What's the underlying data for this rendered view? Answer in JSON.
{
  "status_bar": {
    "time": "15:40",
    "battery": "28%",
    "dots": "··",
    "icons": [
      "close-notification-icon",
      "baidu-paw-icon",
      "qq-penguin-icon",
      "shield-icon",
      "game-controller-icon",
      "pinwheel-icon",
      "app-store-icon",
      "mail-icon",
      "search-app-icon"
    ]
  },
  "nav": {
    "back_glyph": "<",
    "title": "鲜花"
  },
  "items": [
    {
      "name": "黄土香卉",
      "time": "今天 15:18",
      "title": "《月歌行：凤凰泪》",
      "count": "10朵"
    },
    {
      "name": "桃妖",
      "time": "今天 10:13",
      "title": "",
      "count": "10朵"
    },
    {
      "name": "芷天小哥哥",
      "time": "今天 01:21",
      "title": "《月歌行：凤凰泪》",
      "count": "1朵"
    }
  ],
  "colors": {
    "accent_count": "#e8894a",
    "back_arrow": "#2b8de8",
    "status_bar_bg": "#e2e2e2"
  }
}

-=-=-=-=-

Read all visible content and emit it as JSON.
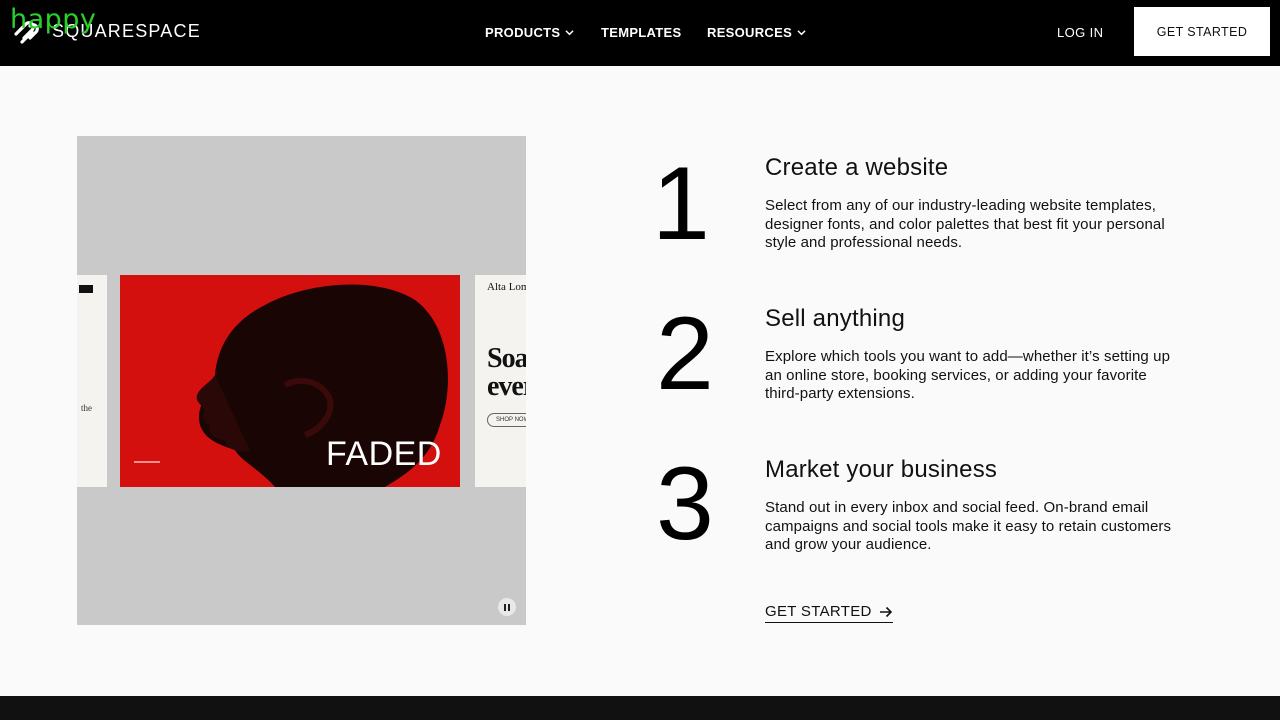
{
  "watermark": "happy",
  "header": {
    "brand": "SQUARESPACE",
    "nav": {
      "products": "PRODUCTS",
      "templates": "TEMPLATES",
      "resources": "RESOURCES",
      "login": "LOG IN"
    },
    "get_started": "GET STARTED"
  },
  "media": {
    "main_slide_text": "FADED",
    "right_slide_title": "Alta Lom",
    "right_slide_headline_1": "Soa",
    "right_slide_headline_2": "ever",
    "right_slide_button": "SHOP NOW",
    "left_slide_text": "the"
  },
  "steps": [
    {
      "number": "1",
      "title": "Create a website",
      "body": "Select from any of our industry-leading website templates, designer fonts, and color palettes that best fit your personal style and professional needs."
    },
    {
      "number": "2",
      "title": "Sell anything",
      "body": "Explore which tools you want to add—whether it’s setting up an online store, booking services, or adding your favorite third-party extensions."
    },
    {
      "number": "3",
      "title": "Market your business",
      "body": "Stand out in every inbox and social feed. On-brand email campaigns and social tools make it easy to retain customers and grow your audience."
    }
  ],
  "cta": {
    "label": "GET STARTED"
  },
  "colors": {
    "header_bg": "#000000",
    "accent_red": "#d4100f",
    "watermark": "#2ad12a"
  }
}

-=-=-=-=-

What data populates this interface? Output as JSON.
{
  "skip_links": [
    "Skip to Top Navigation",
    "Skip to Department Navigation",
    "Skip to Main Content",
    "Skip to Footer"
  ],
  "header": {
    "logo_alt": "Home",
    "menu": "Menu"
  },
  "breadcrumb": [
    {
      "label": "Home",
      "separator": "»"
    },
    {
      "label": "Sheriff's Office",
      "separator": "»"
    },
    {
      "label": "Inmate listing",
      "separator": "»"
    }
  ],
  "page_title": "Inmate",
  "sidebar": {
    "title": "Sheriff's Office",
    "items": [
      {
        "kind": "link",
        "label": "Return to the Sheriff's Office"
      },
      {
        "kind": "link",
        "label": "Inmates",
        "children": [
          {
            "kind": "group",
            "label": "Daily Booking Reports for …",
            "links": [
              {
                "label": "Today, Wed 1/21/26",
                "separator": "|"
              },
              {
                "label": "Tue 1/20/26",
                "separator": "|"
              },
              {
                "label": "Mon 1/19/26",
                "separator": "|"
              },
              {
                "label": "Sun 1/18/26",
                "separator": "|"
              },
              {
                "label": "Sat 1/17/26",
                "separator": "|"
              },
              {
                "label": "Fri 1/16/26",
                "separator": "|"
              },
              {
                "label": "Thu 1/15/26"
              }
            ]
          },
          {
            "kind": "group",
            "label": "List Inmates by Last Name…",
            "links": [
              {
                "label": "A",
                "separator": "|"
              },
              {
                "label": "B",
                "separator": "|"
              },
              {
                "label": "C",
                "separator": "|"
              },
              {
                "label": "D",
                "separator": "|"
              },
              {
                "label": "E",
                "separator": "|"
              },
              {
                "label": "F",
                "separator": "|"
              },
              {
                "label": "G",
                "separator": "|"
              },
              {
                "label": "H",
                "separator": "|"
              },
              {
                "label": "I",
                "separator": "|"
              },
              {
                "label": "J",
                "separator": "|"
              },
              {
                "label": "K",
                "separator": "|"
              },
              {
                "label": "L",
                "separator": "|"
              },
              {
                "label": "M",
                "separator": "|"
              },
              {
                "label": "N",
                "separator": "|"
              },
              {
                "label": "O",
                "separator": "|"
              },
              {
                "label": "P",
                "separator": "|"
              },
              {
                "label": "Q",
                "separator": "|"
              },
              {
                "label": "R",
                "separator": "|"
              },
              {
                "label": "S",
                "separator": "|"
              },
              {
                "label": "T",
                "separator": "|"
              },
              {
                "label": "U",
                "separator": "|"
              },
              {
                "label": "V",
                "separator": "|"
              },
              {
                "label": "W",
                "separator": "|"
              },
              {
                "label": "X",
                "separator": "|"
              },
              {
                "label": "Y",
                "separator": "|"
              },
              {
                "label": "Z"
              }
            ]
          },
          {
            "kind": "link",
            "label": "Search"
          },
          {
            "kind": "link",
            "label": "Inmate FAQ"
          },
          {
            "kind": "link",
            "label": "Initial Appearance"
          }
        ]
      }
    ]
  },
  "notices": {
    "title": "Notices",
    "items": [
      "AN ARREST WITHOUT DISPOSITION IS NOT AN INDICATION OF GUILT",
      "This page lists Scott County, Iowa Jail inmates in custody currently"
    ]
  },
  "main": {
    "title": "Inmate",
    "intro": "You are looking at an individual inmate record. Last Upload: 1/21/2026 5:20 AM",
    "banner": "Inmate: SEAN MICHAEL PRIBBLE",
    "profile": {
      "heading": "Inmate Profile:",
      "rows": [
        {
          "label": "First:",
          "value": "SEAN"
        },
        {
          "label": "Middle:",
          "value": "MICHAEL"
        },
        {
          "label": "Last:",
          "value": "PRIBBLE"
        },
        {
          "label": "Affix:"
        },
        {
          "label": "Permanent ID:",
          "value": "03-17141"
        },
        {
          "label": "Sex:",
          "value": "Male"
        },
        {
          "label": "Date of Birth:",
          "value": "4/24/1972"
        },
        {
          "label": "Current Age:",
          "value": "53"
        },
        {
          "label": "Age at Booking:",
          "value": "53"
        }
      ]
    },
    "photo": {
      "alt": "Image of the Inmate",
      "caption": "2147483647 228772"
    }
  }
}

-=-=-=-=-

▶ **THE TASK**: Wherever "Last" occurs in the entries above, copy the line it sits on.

▶ **EXERCISE ANSWER**:
            "label": "List Inmates by Last Name…",
    "intro": "You are looking at an individual inmate record. Last Upload: 1/21/2026 5:20 AM",
          "label": "Last:",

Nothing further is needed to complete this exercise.